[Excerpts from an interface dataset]
☆ ☆ ☆ ☆

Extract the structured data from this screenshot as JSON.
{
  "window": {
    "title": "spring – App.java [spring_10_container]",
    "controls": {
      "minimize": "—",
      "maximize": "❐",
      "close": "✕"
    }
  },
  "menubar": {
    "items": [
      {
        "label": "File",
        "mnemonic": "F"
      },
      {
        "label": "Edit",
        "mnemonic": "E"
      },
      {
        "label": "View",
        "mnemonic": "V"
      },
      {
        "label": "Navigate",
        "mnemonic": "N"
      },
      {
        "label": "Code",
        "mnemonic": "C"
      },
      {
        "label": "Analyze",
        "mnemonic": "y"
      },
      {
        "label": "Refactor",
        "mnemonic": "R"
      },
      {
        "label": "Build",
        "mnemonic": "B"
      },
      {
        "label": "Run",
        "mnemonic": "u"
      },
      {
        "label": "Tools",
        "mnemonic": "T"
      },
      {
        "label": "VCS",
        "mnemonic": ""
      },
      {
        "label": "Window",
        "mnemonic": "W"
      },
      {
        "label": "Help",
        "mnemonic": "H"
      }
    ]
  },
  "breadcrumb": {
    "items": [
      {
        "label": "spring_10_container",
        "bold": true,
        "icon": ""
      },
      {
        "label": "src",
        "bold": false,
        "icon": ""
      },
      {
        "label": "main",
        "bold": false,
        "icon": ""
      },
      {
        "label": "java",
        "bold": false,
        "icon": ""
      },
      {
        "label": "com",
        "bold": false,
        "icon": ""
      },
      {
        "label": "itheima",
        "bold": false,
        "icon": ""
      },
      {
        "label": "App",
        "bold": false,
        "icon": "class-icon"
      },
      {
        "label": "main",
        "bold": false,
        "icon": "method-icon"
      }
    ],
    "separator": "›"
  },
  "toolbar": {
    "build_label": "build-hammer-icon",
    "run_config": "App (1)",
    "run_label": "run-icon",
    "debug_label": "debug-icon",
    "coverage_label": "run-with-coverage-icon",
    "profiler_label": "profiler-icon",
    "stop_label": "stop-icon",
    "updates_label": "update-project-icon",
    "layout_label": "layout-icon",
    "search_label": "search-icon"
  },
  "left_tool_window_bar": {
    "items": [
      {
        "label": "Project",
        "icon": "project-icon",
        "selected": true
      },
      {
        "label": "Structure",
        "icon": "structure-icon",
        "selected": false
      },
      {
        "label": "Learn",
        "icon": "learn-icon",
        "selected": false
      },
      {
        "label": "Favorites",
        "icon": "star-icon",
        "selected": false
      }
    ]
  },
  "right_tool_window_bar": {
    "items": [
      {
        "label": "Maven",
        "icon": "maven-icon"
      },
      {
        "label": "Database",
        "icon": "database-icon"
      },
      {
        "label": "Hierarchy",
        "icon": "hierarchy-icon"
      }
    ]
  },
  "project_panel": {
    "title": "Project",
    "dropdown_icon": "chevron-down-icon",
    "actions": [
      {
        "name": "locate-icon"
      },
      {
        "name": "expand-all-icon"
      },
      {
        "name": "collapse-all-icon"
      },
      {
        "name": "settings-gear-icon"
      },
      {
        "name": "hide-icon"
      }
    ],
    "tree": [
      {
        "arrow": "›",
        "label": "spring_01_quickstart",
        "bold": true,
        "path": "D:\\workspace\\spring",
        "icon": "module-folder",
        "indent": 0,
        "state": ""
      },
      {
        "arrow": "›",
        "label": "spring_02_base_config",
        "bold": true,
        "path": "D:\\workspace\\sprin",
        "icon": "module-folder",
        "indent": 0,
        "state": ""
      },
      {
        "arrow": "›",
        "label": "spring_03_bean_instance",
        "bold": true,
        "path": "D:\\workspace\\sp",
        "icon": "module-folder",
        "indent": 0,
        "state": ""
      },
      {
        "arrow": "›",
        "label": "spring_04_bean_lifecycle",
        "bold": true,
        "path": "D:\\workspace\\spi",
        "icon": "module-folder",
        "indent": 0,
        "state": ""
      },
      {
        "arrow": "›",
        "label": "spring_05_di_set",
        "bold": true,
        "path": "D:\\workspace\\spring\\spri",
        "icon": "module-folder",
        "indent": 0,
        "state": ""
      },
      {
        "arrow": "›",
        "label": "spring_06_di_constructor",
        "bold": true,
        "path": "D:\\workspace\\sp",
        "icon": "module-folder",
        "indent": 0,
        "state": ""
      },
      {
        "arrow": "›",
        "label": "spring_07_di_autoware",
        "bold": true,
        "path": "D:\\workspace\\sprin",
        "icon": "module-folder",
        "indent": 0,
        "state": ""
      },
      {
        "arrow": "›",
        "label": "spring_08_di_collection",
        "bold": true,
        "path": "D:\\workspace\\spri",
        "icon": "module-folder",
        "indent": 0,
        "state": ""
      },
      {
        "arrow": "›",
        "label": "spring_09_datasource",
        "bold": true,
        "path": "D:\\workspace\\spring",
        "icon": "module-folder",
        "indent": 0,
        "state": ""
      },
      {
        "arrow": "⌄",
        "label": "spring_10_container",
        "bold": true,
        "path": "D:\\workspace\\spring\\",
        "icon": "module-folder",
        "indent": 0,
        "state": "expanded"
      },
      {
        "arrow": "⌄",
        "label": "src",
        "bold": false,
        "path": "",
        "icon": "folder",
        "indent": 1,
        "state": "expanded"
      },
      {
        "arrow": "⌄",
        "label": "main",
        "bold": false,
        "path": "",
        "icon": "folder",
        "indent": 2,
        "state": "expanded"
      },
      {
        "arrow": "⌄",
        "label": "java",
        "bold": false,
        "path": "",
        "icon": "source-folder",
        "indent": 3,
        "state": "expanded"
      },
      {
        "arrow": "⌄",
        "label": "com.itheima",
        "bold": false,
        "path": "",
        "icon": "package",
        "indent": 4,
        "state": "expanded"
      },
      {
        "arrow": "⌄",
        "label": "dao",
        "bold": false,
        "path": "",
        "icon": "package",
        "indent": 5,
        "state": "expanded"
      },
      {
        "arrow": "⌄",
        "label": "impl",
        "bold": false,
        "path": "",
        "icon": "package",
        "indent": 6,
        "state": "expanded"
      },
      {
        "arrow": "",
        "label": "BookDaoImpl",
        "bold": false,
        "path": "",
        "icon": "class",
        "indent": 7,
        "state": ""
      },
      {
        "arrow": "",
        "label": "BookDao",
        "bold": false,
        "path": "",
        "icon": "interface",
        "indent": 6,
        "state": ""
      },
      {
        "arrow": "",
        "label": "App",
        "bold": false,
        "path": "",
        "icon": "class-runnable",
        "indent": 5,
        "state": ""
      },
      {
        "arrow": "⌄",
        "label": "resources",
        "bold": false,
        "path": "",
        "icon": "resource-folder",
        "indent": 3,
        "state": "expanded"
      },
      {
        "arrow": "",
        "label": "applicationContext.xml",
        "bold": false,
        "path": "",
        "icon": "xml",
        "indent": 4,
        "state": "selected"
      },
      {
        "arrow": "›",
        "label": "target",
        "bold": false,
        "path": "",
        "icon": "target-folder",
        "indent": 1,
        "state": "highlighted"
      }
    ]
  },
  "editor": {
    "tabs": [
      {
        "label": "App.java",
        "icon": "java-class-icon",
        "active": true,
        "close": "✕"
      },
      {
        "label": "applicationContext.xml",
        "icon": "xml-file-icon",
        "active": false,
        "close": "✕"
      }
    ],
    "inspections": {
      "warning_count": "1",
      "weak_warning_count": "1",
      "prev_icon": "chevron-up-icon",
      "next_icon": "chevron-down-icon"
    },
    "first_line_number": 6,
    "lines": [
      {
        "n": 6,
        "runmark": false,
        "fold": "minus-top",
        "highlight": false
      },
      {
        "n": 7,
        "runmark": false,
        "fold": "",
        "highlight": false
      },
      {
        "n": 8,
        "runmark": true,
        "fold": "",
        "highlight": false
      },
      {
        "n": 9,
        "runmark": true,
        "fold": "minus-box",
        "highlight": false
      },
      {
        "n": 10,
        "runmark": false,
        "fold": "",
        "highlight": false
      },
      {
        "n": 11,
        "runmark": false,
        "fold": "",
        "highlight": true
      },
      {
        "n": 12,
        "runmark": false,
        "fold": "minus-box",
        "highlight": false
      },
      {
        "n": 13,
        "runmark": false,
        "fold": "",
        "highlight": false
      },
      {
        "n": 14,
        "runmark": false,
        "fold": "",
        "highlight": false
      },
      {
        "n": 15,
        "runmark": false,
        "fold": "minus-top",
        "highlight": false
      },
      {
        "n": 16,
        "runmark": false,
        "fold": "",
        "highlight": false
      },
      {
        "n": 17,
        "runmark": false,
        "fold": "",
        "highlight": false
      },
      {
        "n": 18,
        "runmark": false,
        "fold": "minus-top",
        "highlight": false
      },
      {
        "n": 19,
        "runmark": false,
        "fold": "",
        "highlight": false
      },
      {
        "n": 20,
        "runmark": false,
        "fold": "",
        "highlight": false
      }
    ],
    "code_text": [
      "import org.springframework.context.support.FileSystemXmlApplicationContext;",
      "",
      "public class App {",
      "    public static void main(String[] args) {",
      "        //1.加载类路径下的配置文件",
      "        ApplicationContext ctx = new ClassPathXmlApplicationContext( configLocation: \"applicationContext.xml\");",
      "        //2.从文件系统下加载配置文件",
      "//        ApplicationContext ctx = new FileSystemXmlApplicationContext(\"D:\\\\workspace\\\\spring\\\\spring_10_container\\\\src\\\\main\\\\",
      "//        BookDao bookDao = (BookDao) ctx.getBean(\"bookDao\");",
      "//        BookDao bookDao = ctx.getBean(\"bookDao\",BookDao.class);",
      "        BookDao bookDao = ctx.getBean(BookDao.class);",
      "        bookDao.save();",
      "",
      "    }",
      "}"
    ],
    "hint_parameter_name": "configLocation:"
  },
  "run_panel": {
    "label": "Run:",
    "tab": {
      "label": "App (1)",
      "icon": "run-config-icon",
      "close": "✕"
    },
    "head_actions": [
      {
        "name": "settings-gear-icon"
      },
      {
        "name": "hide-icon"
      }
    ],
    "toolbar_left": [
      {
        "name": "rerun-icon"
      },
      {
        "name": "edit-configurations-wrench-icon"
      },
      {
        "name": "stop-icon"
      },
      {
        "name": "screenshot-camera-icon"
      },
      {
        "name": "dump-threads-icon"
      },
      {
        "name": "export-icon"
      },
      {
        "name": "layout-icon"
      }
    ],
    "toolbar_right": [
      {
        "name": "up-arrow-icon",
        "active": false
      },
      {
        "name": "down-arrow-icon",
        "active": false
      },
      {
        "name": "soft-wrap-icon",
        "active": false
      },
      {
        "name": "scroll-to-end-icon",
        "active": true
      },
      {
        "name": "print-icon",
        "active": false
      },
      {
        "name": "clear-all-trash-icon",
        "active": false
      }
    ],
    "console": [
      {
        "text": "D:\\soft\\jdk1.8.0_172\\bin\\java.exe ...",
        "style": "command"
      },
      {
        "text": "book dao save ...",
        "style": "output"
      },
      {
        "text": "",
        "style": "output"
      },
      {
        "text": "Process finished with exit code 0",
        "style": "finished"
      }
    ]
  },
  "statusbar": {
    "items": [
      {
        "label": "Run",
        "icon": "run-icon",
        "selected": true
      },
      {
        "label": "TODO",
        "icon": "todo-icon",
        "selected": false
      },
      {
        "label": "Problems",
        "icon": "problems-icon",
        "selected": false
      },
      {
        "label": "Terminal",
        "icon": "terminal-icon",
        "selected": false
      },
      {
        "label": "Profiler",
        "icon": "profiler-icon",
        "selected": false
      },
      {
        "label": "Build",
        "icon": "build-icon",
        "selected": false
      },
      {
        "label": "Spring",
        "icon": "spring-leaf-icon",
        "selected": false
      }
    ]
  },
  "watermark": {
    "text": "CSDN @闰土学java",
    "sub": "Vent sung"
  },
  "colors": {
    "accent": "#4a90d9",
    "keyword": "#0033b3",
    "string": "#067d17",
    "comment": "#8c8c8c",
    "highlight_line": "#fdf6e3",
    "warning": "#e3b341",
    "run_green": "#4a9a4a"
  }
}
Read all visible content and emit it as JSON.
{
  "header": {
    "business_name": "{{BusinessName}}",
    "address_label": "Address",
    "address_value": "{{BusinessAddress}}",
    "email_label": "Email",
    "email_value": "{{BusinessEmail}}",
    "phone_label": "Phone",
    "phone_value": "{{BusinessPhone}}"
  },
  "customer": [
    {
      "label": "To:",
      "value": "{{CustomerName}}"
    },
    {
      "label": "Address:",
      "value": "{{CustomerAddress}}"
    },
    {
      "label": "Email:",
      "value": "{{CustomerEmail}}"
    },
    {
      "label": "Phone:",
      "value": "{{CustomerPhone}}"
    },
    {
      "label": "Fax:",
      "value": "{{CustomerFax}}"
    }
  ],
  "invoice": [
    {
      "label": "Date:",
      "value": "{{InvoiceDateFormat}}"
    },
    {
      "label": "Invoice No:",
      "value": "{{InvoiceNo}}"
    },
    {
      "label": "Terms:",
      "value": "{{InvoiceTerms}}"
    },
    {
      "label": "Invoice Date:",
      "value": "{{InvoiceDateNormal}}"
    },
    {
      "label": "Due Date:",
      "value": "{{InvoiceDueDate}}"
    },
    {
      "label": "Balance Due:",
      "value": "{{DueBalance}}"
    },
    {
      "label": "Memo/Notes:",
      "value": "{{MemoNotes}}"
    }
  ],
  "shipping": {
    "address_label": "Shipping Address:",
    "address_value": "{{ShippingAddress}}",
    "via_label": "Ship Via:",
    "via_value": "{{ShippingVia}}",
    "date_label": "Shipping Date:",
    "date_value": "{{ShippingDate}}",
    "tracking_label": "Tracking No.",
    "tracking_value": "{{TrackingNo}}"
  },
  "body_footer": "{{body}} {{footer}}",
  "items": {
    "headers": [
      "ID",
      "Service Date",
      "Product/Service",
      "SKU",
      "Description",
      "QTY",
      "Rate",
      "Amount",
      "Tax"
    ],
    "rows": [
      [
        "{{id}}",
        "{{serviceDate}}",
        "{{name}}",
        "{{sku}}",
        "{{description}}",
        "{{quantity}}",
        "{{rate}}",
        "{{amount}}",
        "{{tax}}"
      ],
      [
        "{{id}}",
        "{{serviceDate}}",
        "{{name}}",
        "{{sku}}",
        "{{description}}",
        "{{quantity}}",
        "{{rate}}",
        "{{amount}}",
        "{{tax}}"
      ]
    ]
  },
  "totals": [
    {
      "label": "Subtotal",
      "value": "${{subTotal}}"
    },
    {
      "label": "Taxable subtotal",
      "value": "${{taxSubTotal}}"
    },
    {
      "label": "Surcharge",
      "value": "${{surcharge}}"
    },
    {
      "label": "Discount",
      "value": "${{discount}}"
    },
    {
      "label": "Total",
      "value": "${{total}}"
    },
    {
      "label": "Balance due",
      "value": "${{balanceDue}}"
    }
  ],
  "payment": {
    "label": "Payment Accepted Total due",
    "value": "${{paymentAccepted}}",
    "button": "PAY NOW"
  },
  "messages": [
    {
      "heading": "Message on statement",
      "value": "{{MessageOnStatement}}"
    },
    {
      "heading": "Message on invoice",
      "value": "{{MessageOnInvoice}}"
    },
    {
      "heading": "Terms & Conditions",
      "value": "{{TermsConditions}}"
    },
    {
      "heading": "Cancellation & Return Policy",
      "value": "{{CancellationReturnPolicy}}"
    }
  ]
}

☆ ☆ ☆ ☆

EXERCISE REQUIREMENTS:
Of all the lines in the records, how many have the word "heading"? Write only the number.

RESPONSE:
4